What Poet Changed Your Life?

When I was in third grade, I participated in a poetry-writing workshop that was held in my hometown’s art museum; the idea was for us third-graders to write and workshop a poem inspired by an artwork or artifact on display. I remember roaming around the museum with my classmates, all on our best church behavior, quietly and gravely examining the …

Violet Oakley and Edith Emerson: painters, partners, and paragons of art education

Of Two Minds: Creative Couples in Art & History showcases the creations of romantic couples who inspired, instructed, or even assisted one another in making art or knowledge. In anticipation of Women’s History Month beginning tomorrow, we shine the spotlight on two remarkable women who were artists, partners, and educators in an era when it was unusual for …

Celebrating History’s Unsung Creative Couples

On February 7, we opened a new exhibition celebrating the art and achievements of romantic couples, from the powerful royalty of the 16th century to cinema stars of Old Hollywood to local artists creating together today. Of Two Minds: Creative Couples in Art and History not only challenges the notion that creativity and authorship are solo endeavors, …

Romance at the Rosenbach

Love is in the library: over the holidays, two visitors got engaged while on a tour of the historic house. Admittedly, some of us were in on the plan. One of our artistic staff members created a library display case with a copy of the bride-to-be’s favorite book, Jane Eyre, opened to the page with the famous line “Reader, I …

Winter reflections on the Year Without a Summer

Greetings from Frozen Philadelphia! After a snowy weekend and a lot of single-digit temperatures, we’re bundled up and back in the office. And as we shiver on our way to and from the museum, we’re thinking about some of our favorite authors, who shivered during an unseasonably cold summer 202 years ago. During the summer of …

Frankenstein200 at the Rosenbach

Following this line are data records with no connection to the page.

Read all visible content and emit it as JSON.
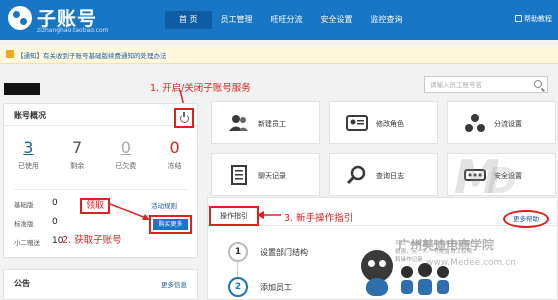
{
  "brand": {
    "name": "子账号",
    "domain": "zizhanghao.taobao.com"
  },
  "nav": {
    "items": [
      {
        "label": "首 页",
        "active": true
      },
      {
        "label": "员工管理",
        "active": false
      },
      {
        "label": "旺旺分流",
        "active": false
      },
      {
        "label": "安全设置",
        "active": false
      },
      {
        "label": "监控查询",
        "active": false
      }
    ],
    "help_label": "帮助教程"
  },
  "notice_bar": {
    "text": "【通知】有关收到子账号基础版续费通知的处理办法"
  },
  "search": {
    "placeholder": "请输入员工账号名"
  },
  "account_overview": {
    "title": "账号概况",
    "stats": [
      {
        "value": "3",
        "label": "已使用"
      },
      {
        "value": "7",
        "label": "剩余"
      },
      {
        "value": "0",
        "label": "已欠费"
      },
      {
        "value": "0",
        "label": "冻结"
      }
    ],
    "plans": [
      {
        "name": "基础版",
        "value": "0"
      },
      {
        "name": "标准版",
        "value": "0"
      },
      {
        "name": "小二赠送",
        "value": "10"
      }
    ],
    "activity_rules_link": "活动规则",
    "buy_more_button": "购买更多"
  },
  "announcements": {
    "title": "公告",
    "more_link": "更多信息"
  },
  "tiles": [
    {
      "label": "新建员工",
      "icon": "users-add-icon"
    },
    {
      "label": "修改角色",
      "icon": "role-card-icon"
    },
    {
      "label": "分流设置",
      "icon": "flow-share-icon"
    },
    {
      "label": "聊天记录",
      "icon": "chat-log-icon"
    },
    {
      "label": "查询日志",
      "icon": "search-log-icon"
    },
    {
      "label": "安全设置",
      "icon": "security-dots-icon"
    }
  ],
  "guide": {
    "title": "操作指引",
    "more_help": "更多帮助",
    "steps": [
      {
        "number": "1",
        "label": "设置部门结构"
      },
      {
        "number": "2",
        "label": "添加员工"
      }
    ],
    "bubble_text": "可以一秒配置子账号并手动添加权限，另一人一号配置员工权限和操作记录"
  },
  "annotations": {
    "a1": "1. 开启/关闭子账号服务",
    "a2": "领取",
    "a3": "2. 获取子账号",
    "a4": "3. 新手操作指引"
  },
  "watermark": {
    "line1": "广州美迪电商学院",
    "line2": "www.Medee.com.cn"
  },
  "colors": {
    "header_blue": "#1876c7",
    "annotation_red": "#e02020",
    "link_blue": "#1a5fa8"
  }
}
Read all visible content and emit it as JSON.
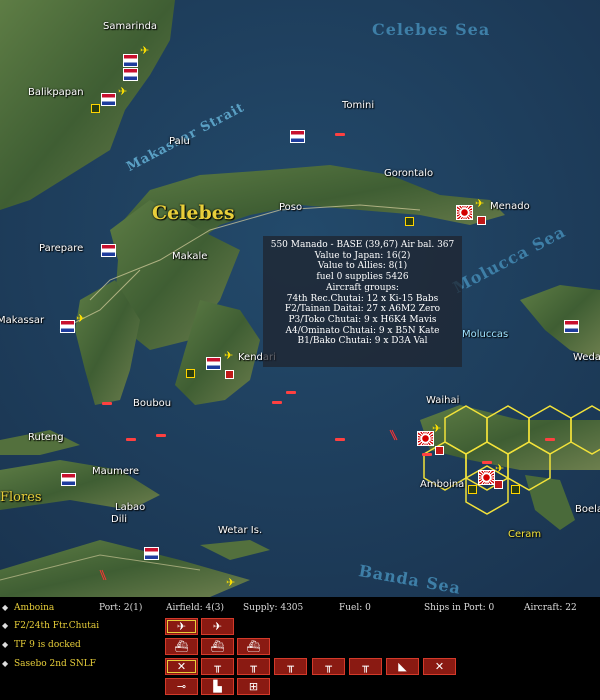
{
  "map": {
    "region_label": "Celebes",
    "sea_labels": {
      "celebes": "Celebes Sea",
      "molucca": "Molucca Sea",
      "banda": "Banda Sea",
      "makassar": "Makassar Strait"
    },
    "places": {
      "samarinda": "Samarinda",
      "balikpapan": "Balikpapan",
      "tomini": "Tomini",
      "palu": "Palu",
      "gorontalo": "Gorontalo",
      "menado": "Menado",
      "poso": "Poso",
      "parepare": "Parepare",
      "makale": "Makale",
      "makassar": "Makassar",
      "kendari": "Kendari",
      "moluccas": "Moluccas",
      "weda": "Weda",
      "boubou": "Boubou",
      "waihai": "Waihai",
      "ruteng": "Ruteng",
      "maumere": "Maumere",
      "flores": "Flores",
      "labao": "Labao",
      "ambon": "Amboina",
      "boela": "Boela",
      "ceram": "Ceram",
      "wetar": "Wetar Is.",
      "dili": "Dili"
    }
  },
  "tooltip": {
    "lines": [
      "550 Manado - BASE (39,67) Air bal. 367",
      "Value to Japan: 16(2)",
      "Value to Allies: 8(1)",
      "fuel 0  supplies 5426",
      "Aircraft groups:",
      "74th Rec.Chutai: 12 x Ki-15 Babs",
      "F2/Tainan Daitai: 27 x A6M2 Zero",
      "P3/Toko Chutai: 9 x H6K4 Mavis",
      "A4/Ominato Chutai: 9 x B5N Kate",
      "B1/Bako Chutai: 9 x D3A Val"
    ]
  },
  "panel": {
    "base_name": "Amboina",
    "port": "Port: 2(1)",
    "airfield": "Airfield: 4(3)",
    "supply": "Supply: 4305",
    "fuel": "Fuel: 0",
    "ships_in_port": "Ships in Port: 0",
    "aircraft": "Aircraft: 22",
    "units": [
      "F2/24th Ftr.Chutai",
      "TF 9 is docked",
      "Sasebo 2nd SNLF"
    ],
    "bullet": "◆",
    "button_icons": [
      "fighter-icon",
      "bomber-icon",
      "warship-icon",
      "cargo-ship-icon",
      "tanker-icon",
      "infantry-icon",
      "hq-icon",
      "building-icon",
      "artillery-icon",
      "rifle-icon",
      "factory-icon",
      "repair-icon"
    ]
  },
  "colors": {
    "sea": "#1f3d5c",
    "land": "#4d6b3a",
    "panel_text": "#e8cf3a",
    "button": "#8a1a12"
  }
}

On January 1, 1818, the London publishing house Lackington, Hughes, Harding, Mavor, & Jones published a book titled Frankenstein, or The Modern Prometheus. The publication did not name its author, but the book had an preface written by Percy Bysshe Shelley and a dedication to writer and philosopher William Godwin, so some readers assumed that the …

Bringing the science of Frankenstein & Dracula to life

In 1803, London was shocked by a public experiment conducted by an Italian scientist named Giovanni Aldini—nephew of Luigi Galvani, whose experiments with electrical currents gave the term galvanism its name. Aldini acquired the body of a recently executed criminal (a perfectly legal transaction, thanks to England’s Murder Act of 1752) and applied electric stimulus to the …

The Science of Bram Stoker’s Dracula

Since Frankenstein & Dracula: Gothic Monsters, Modern Science opened on Friday the 13th of October, I’ve fielded a few questions from surprised visitors: Dracula, really? It’s not difficult to see the connection between Frankenstein and the scientific theme of our new exhibition, but many readers are surprised to see us categorize Dracula as another gothic …

The Rosenbach Celebrates 200th Anniversary of Frankenstein with Frankenstein & Dracula Exhibiton

The Rosenbach 2008-2010 Delancey Place Philadelphia, PA 19103 Contact: Sara Davis Phone: 215-732-1600 x 132 Email: [email protected] The Rosenbach Celebrates 200th Anniversary of Frankenstein with Frankenstein & Dracula Exhibiton Pages of Mary Shelley’s handwritten draft of Frankenstein to be displayed alongside Bram Stoker’s notes for Dracula for the first time PHILADELPHIA, September 20, 2017—The Rosenbach …